176 - lifeline
he sail finally caught wind, and the boat roared into motion. Savannah still had no idea what she was doing, but somehow she felt her abilities were improving. Someone in mankind's history was the first to learn how to sail, and Savannah could now commiserate with him or her.
Learn or die, an educational imperative that was as deeply engrained in her DNA as fight or flight. And she had done a decent job of not dying so far, though she had her fair share of touch-and-go moments.
A few short weeks ago, she couldn't have envisioned any of this. In a sense, she was proud. A different kind of proud. Her career as a reporter was young, but she had already covered a few important events and individuals.
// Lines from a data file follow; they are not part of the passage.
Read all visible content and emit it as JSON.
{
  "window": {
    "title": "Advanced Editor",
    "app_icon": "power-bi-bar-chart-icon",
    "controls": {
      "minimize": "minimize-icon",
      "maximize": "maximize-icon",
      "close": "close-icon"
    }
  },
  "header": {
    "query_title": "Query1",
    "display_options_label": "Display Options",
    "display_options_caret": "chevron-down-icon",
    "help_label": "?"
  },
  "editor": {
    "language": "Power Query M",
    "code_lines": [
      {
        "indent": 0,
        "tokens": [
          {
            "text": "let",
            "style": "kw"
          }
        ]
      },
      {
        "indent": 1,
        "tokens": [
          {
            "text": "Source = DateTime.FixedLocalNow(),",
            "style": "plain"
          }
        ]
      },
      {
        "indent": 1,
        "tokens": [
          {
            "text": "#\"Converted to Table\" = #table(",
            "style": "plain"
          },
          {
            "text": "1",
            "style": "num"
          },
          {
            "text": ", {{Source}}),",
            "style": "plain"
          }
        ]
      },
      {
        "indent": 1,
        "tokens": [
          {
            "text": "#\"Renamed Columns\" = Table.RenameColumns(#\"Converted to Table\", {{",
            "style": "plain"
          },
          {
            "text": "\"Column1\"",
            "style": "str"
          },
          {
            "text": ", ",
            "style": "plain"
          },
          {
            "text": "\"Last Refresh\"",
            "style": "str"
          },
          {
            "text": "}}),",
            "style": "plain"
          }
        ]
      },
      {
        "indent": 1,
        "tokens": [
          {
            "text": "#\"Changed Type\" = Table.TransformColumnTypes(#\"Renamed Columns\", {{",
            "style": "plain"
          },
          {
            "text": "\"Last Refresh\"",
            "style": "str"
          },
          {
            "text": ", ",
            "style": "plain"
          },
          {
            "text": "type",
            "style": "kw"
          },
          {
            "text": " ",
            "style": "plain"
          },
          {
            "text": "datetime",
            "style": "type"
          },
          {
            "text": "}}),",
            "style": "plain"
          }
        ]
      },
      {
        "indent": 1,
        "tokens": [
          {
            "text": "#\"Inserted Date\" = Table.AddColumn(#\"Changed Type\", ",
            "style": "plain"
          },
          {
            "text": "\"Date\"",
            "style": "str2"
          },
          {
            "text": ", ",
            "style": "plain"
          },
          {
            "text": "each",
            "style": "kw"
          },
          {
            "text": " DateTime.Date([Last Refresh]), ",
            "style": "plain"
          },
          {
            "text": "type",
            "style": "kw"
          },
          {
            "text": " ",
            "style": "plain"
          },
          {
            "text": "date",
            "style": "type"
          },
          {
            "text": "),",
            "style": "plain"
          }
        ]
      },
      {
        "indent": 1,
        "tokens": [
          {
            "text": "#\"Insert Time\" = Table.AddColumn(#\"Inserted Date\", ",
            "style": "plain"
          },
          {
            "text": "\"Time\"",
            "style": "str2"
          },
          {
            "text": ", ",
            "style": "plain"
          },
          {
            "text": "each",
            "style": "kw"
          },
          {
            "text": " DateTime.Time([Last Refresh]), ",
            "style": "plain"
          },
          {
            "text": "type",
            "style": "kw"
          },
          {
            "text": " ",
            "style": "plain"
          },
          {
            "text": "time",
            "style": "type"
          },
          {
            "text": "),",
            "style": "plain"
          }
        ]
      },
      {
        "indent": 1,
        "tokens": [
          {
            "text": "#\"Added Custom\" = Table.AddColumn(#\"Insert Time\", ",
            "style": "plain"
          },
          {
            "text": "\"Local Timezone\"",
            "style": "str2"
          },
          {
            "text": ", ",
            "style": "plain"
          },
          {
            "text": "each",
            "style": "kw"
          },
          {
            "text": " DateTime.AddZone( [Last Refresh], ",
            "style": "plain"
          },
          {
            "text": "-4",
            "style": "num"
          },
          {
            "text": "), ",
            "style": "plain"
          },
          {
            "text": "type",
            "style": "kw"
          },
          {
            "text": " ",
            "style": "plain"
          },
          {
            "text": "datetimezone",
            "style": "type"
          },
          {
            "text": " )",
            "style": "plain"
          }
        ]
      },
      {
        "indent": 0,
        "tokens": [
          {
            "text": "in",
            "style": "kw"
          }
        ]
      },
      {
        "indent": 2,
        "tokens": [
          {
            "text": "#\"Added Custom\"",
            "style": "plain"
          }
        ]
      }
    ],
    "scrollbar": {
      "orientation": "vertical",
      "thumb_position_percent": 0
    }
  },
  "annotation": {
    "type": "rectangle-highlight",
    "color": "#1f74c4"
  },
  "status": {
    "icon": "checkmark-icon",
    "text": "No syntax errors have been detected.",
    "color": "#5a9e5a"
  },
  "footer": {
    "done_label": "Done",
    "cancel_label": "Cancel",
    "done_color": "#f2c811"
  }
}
The assignment to do a story on local millionaire and philanthropist Reginald Cuomo probably wouldn't win her any awards, but it came with the perk of rubbing elbows with the highest society in town.
The chance to network with these people who could aid her in the future was too great to pass up. Now, Reginald was dead. And Savannah's only thoughts about her future were how many days she had left.
Her investigative mind ran over the events so many times, but she still couldn't make any sense of it. She had been shadowing the socialite for a few days when he invited her to tag along on an intimate dinner outing at sea with some of his close friends.
Savannah would usually rebuff such a request, but it was a relatively well-known secret around town that Mr. Cuomo did not have interest in her kind, and the trip could provide a unique perspective of the man.
Plus, it was a free meal on a luxury sailboat.
The evening had been pleasant, she was a fly on the wall at a hearty dinner among friends. Nothing appeared amiss to Savannah. She had excused herself to use the restroom. Other than spending a few extra moments marveling at how the yacht's bathroom was furnished nicer than her own apartment's, she hadn't been gone for long.
She thought the scene she returned to was some sort of cruel joke. Actually, she still wasn't wholly convinced otherwise. But if it was a joke, it had definitely grown into an extensively elaborate and depraved one.
Savannah found the other five people on the boat slumped over in their chairs at the dinner table. Still warm, but lifeless. Death had taken them without leaving the slightest of clues.
As distressing as stumbling across five dead bodies was, Savannah kept her wits about her. She tried to contact someone for help. She then discovered something much more frightening: none of the boat's electrical systems were functioning. Even the backups powered by batteries and gas were non-functional.
None of the equipment showed any signs of tampering or damage.
She kept the bodies onboard for two days, but their decomposition made burials at sea a necessity. Try as she might, Savannah couldn't get anything on the boat working. She resorted at last to using the wind, but she had no idea where it carried her each day.
The provisions onboard were for six people, and she rationed as much as she could. But the supplies were nearly exhausted. She remained clueless about how she ended up in this situation, even after examining every nook and cranny of the vessel.
All day, she kept an eye out for any sign of land, another boat, an airplane, anything. Even if she spotted something, she had no idea how she would get to it or raise its attention. But she had made it this far.
Savannah sailed on.